At the meeting Sian outlined her idea to update the golden record and Glen and I told her how we could help which basically meant that we would be able to transmit her recordings, also we would be able to let her see the transmission via an SDR radio receiver but this would all be dependant on whereabouts in the Baltic we would be based in relation to siting antennas. A follow up meeting at the Baltic was arranged and I took a dual band 2m/70cm antenna to show Sian what we might use as Glen thought that 70cm might be a better frequency to use as trying to find another amateur on the band was as likely as finding teeth in a hen and it therefore hopefully wouldn’t cause any disruption to what Sian wanted to do, also it is a frequency that is suited to satellite (space) communication. We also took along a couple of radios to test the suitability of the location. We were to be sited on the first floor and there weren’t a lot of options for feeding coax to the exterior and then onto the roof to feed antennas, it was decided to set up in the outside lobby area and fire the radio signal out of the glass windows running the full height of the building. This would be an easier option as we were right in the heart of the building and all other options quite frankly would have been a nightmare to sort out.
Having completed the recce Glen and I had a better idea of what we could offer, Sian arranged workshops to record the sounds and on the allotted day Glen and I arrived at the Baltic in the afternoon and set up our station which consisted of my 70cm yagi antenna that was mounted on a microphone stand angled at about 45 degrees to the horizon, Glen’s Yaesu FT 817nd provided the transmit option along with a laptop which used a USB drive with the recordings provided by Sian from her workshops. I took along my SDRPlay RSP1 software defined radio to receive the transmitted signal and projected it onto the large screen in the cinema for a visual effect.
Sian was given a handheld transceiver to start each transmission using with the callsign that had been applied for GB8NOE, this related to our 2008 involvement at the Baltic and there is an 8 in 2018 (very tenuous I know). The letters related to the name of the group of artists also involved with Sian called the Noematic Collective.

Sian transmitted four three minute recordings of sounds from her workshops and the people at the event were able to move between the theatre where I was projecting the image of the received signal from my SDR receiver and the corridor area where Glen was at the transmitting end of things. 
There was an additional twist a vinyl recording was made of Sian’s recordings on an original recording machine from around 1930 I believe.
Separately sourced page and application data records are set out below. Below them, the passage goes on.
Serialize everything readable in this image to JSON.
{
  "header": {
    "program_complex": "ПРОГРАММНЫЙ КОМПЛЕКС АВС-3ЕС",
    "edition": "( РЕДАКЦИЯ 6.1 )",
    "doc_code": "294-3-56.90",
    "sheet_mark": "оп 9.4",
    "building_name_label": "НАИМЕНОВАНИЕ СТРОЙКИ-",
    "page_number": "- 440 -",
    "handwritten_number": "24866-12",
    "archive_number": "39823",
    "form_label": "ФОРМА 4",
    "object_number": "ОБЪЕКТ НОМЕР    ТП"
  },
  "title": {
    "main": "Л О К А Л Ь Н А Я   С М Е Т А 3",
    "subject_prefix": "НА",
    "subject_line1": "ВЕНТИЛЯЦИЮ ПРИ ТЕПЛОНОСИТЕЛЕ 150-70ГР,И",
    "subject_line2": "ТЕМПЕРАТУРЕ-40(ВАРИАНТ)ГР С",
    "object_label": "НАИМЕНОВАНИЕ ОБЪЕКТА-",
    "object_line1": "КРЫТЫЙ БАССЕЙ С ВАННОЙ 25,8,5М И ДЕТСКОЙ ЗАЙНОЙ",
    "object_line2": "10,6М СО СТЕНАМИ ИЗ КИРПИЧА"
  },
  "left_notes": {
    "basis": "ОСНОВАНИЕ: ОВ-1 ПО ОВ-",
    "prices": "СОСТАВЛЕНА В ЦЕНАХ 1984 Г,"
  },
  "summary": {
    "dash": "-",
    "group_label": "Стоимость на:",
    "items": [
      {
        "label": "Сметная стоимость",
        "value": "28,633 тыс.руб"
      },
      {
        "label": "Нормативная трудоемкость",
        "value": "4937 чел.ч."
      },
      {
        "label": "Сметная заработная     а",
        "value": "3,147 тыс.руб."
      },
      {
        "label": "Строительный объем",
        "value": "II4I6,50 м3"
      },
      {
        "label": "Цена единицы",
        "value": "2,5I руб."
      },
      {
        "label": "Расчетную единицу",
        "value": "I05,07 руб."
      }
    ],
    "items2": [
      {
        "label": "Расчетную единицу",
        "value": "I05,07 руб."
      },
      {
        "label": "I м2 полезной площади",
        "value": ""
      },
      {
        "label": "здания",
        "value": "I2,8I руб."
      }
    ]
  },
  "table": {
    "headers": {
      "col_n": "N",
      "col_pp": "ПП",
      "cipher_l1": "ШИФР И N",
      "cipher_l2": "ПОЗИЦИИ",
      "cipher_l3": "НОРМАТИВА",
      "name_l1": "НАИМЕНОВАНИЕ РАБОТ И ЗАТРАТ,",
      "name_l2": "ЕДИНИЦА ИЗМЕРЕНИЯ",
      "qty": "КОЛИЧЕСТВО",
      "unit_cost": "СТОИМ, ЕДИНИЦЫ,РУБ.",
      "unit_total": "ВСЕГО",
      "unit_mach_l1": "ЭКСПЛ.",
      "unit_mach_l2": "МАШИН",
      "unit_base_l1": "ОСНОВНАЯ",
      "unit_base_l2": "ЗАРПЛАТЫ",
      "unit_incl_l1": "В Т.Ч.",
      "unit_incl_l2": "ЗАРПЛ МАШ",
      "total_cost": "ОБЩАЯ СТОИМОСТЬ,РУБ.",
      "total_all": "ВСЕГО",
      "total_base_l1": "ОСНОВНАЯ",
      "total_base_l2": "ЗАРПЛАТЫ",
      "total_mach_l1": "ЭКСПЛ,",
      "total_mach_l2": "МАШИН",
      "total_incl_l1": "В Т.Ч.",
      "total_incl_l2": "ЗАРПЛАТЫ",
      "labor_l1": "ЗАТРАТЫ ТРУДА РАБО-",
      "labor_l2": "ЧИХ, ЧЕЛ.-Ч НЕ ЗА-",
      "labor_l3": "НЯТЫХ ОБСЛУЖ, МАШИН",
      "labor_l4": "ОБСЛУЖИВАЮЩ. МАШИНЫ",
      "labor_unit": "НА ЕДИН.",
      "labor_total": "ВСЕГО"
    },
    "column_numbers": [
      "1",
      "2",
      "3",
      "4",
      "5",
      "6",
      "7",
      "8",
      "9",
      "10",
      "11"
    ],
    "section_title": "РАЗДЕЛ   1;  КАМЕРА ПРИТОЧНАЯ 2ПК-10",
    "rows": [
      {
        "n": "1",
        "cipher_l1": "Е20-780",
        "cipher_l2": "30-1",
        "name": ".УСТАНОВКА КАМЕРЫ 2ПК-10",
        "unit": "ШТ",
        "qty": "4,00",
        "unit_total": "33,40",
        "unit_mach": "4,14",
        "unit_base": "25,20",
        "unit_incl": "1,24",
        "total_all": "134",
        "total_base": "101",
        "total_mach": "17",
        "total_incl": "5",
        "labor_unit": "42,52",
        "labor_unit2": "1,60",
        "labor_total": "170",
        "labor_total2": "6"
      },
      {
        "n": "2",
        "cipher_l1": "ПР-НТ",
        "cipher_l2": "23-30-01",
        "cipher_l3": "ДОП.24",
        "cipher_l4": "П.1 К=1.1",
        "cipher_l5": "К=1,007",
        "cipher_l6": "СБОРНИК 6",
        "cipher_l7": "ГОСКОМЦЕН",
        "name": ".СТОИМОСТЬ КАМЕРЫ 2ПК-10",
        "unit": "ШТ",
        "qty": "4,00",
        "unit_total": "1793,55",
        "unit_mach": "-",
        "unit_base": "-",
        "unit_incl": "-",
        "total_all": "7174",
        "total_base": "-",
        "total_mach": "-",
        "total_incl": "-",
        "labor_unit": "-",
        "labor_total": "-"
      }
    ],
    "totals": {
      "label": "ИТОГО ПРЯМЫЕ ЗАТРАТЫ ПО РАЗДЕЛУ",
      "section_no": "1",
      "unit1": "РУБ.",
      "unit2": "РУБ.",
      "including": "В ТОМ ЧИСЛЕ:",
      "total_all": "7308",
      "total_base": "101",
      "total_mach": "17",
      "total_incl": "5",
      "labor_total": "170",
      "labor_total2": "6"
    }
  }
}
The event seemed to go well and Sian was very happy with the way that things went, the people attending also enjoyed it as well.

73’s Graham M0GAE
]]>